> **What you should do**
All lines containing the string "milk" must be copied from the entries.

> **Input material**

((

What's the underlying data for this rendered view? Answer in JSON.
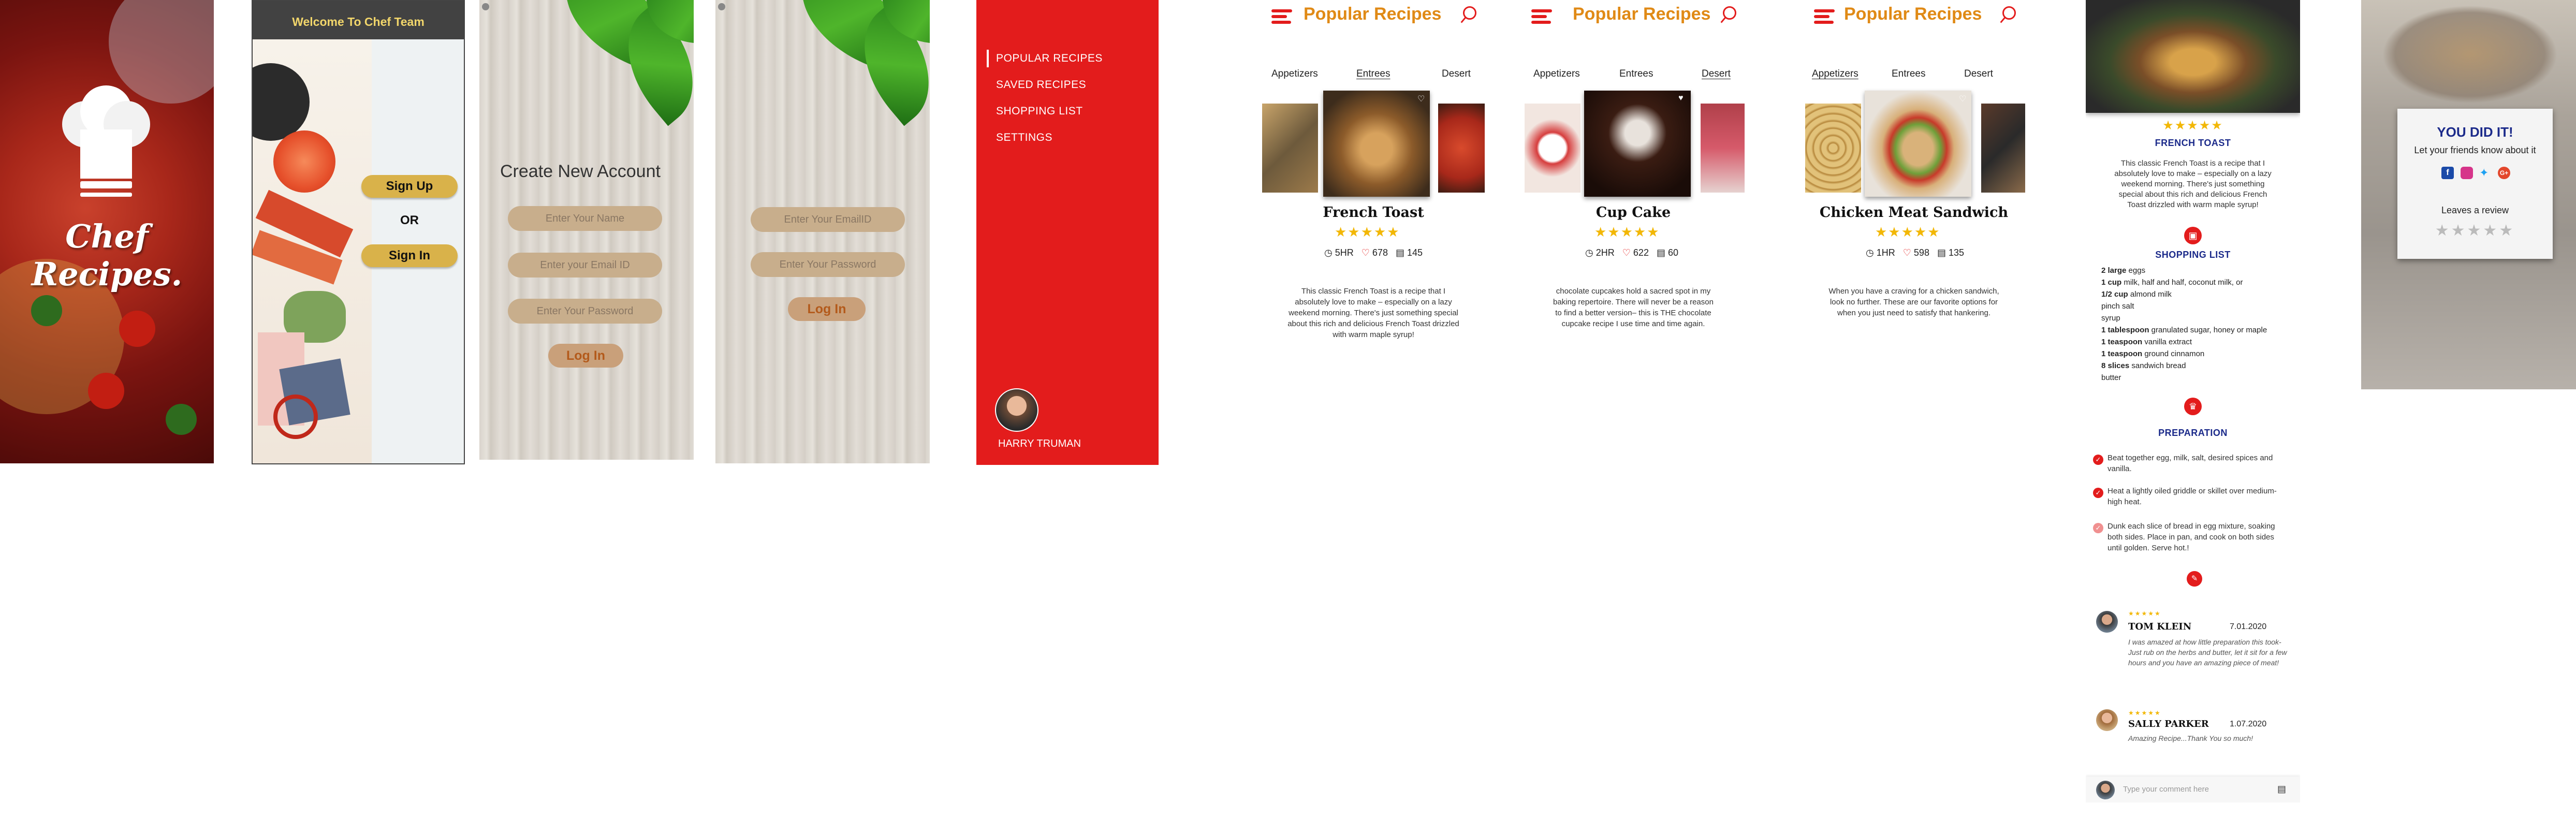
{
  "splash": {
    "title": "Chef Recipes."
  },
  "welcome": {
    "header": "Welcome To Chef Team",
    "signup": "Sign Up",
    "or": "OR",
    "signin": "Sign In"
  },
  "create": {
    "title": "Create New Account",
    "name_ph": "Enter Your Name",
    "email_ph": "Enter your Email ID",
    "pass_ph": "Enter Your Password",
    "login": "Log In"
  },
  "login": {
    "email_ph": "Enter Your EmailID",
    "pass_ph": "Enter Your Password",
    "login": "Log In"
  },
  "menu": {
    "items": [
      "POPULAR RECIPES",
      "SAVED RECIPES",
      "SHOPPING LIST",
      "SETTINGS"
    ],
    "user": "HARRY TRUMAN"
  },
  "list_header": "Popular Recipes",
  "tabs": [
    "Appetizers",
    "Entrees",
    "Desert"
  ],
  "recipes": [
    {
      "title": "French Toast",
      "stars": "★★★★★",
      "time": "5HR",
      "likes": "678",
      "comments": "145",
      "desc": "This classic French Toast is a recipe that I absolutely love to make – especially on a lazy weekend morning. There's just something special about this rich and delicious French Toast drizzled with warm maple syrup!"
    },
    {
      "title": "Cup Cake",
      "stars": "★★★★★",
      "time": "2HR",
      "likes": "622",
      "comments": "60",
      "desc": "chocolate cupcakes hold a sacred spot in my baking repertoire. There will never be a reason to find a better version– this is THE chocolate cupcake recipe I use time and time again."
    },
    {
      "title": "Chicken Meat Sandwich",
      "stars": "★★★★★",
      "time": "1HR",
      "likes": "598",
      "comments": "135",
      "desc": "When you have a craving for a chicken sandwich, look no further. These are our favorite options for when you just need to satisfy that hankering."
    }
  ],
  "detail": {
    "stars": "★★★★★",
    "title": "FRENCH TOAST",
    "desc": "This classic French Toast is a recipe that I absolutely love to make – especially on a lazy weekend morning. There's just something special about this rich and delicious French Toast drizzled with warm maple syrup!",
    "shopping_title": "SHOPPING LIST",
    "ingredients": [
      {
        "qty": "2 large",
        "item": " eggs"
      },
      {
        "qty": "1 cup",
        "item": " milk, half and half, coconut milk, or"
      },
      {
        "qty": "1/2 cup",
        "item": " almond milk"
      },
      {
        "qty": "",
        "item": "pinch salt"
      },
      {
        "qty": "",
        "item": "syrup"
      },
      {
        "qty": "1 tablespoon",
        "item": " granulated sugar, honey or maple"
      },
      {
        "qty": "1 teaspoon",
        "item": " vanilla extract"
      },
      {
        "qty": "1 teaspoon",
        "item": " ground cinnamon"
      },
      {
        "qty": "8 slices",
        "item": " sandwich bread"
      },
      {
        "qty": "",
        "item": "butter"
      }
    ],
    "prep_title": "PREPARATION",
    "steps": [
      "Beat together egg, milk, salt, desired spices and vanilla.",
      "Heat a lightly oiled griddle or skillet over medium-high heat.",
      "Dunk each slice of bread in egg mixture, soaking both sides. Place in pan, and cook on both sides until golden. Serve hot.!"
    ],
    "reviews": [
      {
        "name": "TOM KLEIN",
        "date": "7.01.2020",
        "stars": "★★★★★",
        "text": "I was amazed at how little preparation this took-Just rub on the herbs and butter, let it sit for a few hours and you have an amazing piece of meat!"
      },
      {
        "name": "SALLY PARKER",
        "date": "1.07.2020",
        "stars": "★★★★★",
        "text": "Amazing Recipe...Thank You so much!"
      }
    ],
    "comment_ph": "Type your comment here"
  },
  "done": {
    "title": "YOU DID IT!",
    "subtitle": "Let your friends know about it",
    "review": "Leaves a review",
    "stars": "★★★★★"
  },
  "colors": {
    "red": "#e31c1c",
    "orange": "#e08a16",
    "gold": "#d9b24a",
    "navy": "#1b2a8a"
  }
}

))

> **Reply**
        "item": " milk, half and half, coconut milk, or"
        "item": " almond milk"
      "Beat together egg, milk, salt, desired spices and vanilla.",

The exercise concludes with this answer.